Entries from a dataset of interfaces
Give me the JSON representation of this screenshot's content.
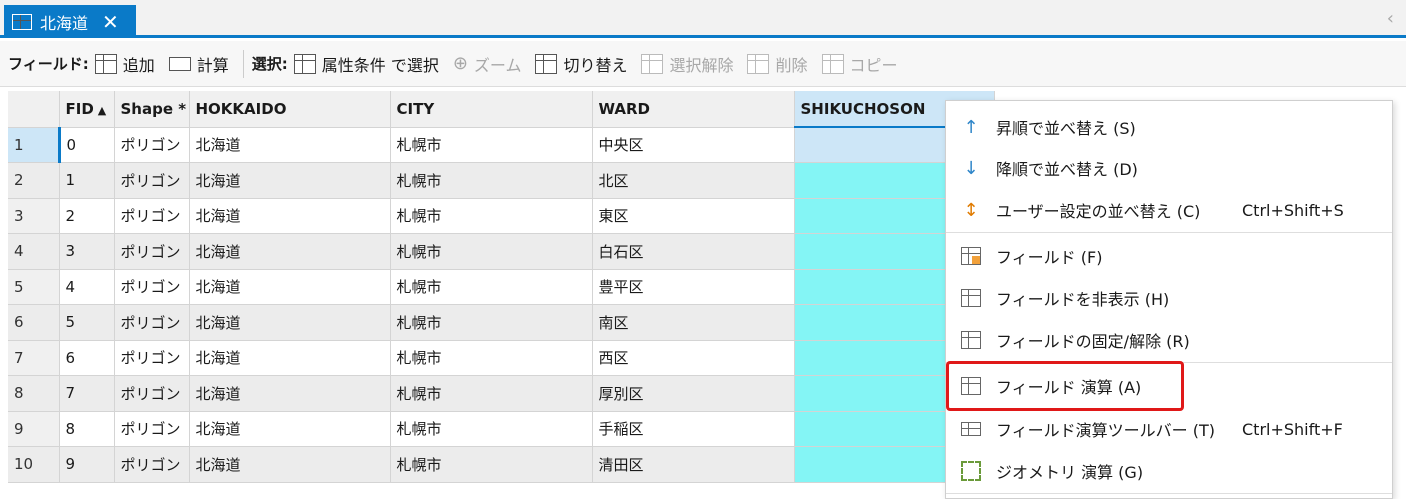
{
  "tab": {
    "title": "北海道",
    "close": "✕"
  },
  "toolbar": {
    "field_label": "フィールド:",
    "add": "追加",
    "calc": "計算",
    "select_label": "選択:",
    "select_by_attr": "属性条件 で選択",
    "zoom": "ズーム",
    "switch": "切り替え",
    "clear": "選択解除",
    "delete": "削除",
    "copy": "コピー"
  },
  "table": {
    "headers": [
      "FID",
      "Shape *",
      "HOKKAIDO",
      "CITY",
      "WARD",
      "SHIKUCHOSON"
    ],
    "rows": [
      {
        "num": "1",
        "fid": "0",
        "shape": "ポリゴン",
        "hokkaido": "北海道",
        "city": "札幌市",
        "ward": "中央区"
      },
      {
        "num": "2",
        "fid": "1",
        "shape": "ポリゴン",
        "hokkaido": "北海道",
        "city": "札幌市",
        "ward": "北区"
      },
      {
        "num": "3",
        "fid": "2",
        "shape": "ポリゴン",
        "hokkaido": "北海道",
        "city": "札幌市",
        "ward": "東区"
      },
      {
        "num": "4",
        "fid": "3",
        "shape": "ポリゴン",
        "hokkaido": "北海道",
        "city": "札幌市",
        "ward": "白石区"
      },
      {
        "num": "5",
        "fid": "4",
        "shape": "ポリゴン",
        "hokkaido": "北海道",
        "city": "札幌市",
        "ward": "豊平区"
      },
      {
        "num": "6",
        "fid": "5",
        "shape": "ポリゴン",
        "hokkaido": "北海道",
        "city": "札幌市",
        "ward": "南区"
      },
      {
        "num": "7",
        "fid": "6",
        "shape": "ポリゴン",
        "hokkaido": "北海道",
        "city": "札幌市",
        "ward": "西区"
      },
      {
        "num": "8",
        "fid": "7",
        "shape": "ポリゴン",
        "hokkaido": "北海道",
        "city": "札幌市",
        "ward": "厚別区"
      },
      {
        "num": "9",
        "fid": "8",
        "shape": "ポリゴン",
        "hokkaido": "北海道",
        "city": "札幌市",
        "ward": "手稲区"
      },
      {
        "num": "10",
        "fid": "9",
        "shape": "ポリゴン",
        "hokkaido": "北海道",
        "city": "札幌市",
        "ward": "清田区"
      }
    ]
  },
  "menu": {
    "sort_asc": "昇順で並べ替え (S)",
    "sort_desc": "降順で並べ替え (D)",
    "custom_sort": "ユーザー設定の並べ替え (C)",
    "custom_sort_sc": "Ctrl+Shift+S",
    "fields": "フィールド (F)",
    "hide_field": "フィールドを非表示 (H)",
    "freeze": "フィールドの固定/解除 (R)",
    "calc_field": "フィールド 演算 (A)",
    "calc_toolbar": "フィールド演算ツールバー (T)",
    "calc_toolbar_sc": "Ctrl+Shift+F",
    "calc_geometry": "ジオメトリ 演算 (G)"
  }
}
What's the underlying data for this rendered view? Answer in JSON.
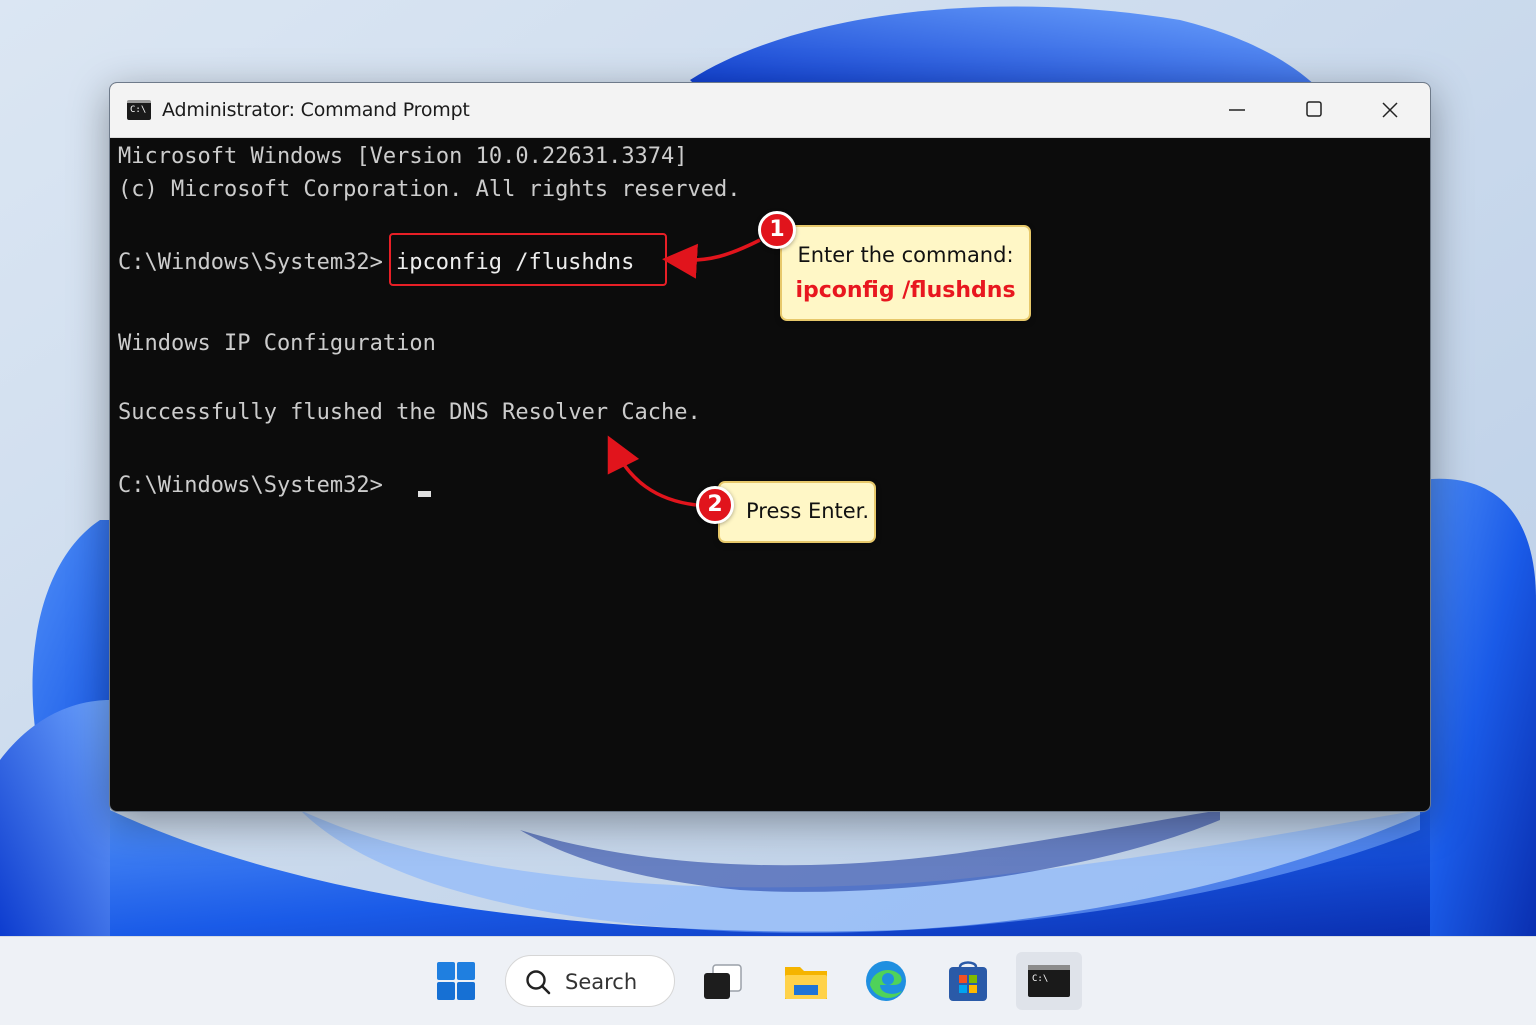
{
  "window": {
    "title": "Administrator: Command Prompt"
  },
  "console": {
    "lines": [
      "Microsoft Windows [Version 10.0.22631.3374]",
      "(c) Microsoft Corporation. All rights reserved.",
      "C:\\Windows\\System32>",
      "ipconfig /flushdns",
      "Windows IP Configuration",
      "Successfully flushed the DNS Resolver Cache.",
      "C:\\Windows\\System32>"
    ]
  },
  "callouts": [
    {
      "badge": "1",
      "title": "Enter the command:",
      "command": "ipconfig /flushdns"
    },
    {
      "badge": "2",
      "text": "Press Enter."
    }
  ],
  "taskbar": {
    "search_label": "Search",
    "icons": [
      "windows-start-icon",
      "search-icon",
      "task-view-icon",
      "file-explorer-icon",
      "edge-icon",
      "store-icon",
      "command-prompt-icon"
    ]
  },
  "colors": {
    "accent_red": "#e81f26",
    "callout_bg": "#fff7c6",
    "console_bg": "#0c0c0c",
    "console_text": "#cccccc"
  }
}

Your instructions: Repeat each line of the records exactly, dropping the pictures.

Solution for this problem:
Give me the JSON representation of this screenshot's content.
{
  "tab": {
    "title": "北海道",
    "close": "✕"
  },
  "toolbar": {
    "field_label": "フィールド:",
    "add": "追加",
    "calc": "計算",
    "select_label": "選択:",
    "select_by_attr": "属性条件 で選択",
    "zoom": "ズーム",
    "switch": "切り替え",
    "clear": "選択解除",
    "delete": "削除",
    "copy": "コピー"
  },
  "table": {
    "headers": [
      "FID",
      "Shape *",
      "HOKKAIDO",
      "CITY",
      "WARD",
      "SHIKUCHOSON"
    ],
    "rows": [
      {
        "num": "1",
        "fid": "0",
        "shape": "ポリゴン",
        "hokkaido": "北海道",
        "city": "札幌市",
        "ward": "中央区"
      },
      {
        "num": "2",
        "fid": "1",
        "shape": "ポリゴン",
        "hokkaido": "北海道",
        "city": "札幌市",
        "ward": "北区"
      },
      {
        "num": "3",
        "fid": "2",
        "shape": "ポリゴン",
        "hokkaido": "北海道",
        "city": "札幌市",
        "ward": "東区"
      },
      {
        "num": "4",
        "fid": "3",
        "shape": "ポリゴン",
        "hokkaido": "北海道",
        "city": "札幌市",
        "ward": "白石区"
      },
      {
        "num": "5",
        "fid": "4",
        "shape": "ポリゴン",
        "hokkaido": "北海道",
        "city": "札幌市",
        "ward": "豊平区"
      },
      {
        "num": "6",
        "fid": "5",
        "shape": "ポリゴン",
        "hokkaido": "北海道",
        "city": "札幌市",
        "ward": "南区"
      },
      {
        "num": "7",
        "fid": "6",
        "shape": "ポリゴン",
        "hokkaido": "北海道",
        "city": "札幌市",
        "ward": "西区"
      },
      {
        "num": "8",
        "fid": "7",
        "shape": "ポリゴン",
        "hokkaido": "北海道",
        "city": "札幌市",
        "ward": "厚別区"
      },
      {
        "num": "9",
        "fid": "8",
        "shape": "ポリゴン",
        "hokkaido": "北海道",
        "city": "札幌市",
        "ward": "手稲区"
      },
      {
        "num": "10",
        "fid": "9",
        "shape": "ポリゴン",
        "hokkaido": "北海道",
        "city": "札幌市",
        "ward": "清田区"
      }
    ]
  },
  "menu": {
    "sort_asc": "昇順で並べ替え (S)",
    "sort_desc": "降順で並べ替え (D)",
    "custom_sort": "ユーザー設定の並べ替え (C)",
    "custom_sort_sc": "Ctrl+Shift+S",
    "fields": "フィールド (F)",
    "hide_field": "フィールドを非表示 (H)",
    "freeze": "フィールドの固定/解除 (R)",
    "calc_field": "フィールド 演算 (A)",
    "calc_toolbar": "フィールド演算ツールバー (T)",
    "calc_toolbar_sc": "Ctrl+Shift+F",
    "calc_geometry": "ジオメトリ 演算 (G)"
  }
}
What's the underlying data for this rendered view? Answer in JSON.
{
  "window": {
    "title": "Administrator: Command Prompt"
  },
  "console": {
    "lines": [
      "Microsoft Windows [Version 10.0.22631.3374]",
      "(c) Microsoft Corporation. All rights reserved.",
      "C:\\Windows\\System32>",
      "ipconfig /flushdns",
      "Windows IP Configuration",
      "Successfully flushed the DNS Resolver Cache.",
      "C:\\Windows\\System32>"
    ]
  },
  "callouts": [
    {
      "badge": "1",
      "title": "Enter the command:",
      "command": "ipconfig /flushdns"
    },
    {
      "badge": "2",
      "text": "Press Enter."
    }
  ],
  "taskbar": {
    "search_label": "Search",
    "icons": [
      "windows-start-icon",
      "search-icon",
      "task-view-icon",
      "file-explorer-icon",
      "edge-icon",
      "store-icon",
      "command-prompt-icon"
    ]
  },
  "colors": {
    "accent_red": "#e81f26",
    "callout_bg": "#fff7c6",
    "console_bg": "#0c0c0c",
    "console_text": "#cccccc"
  }
}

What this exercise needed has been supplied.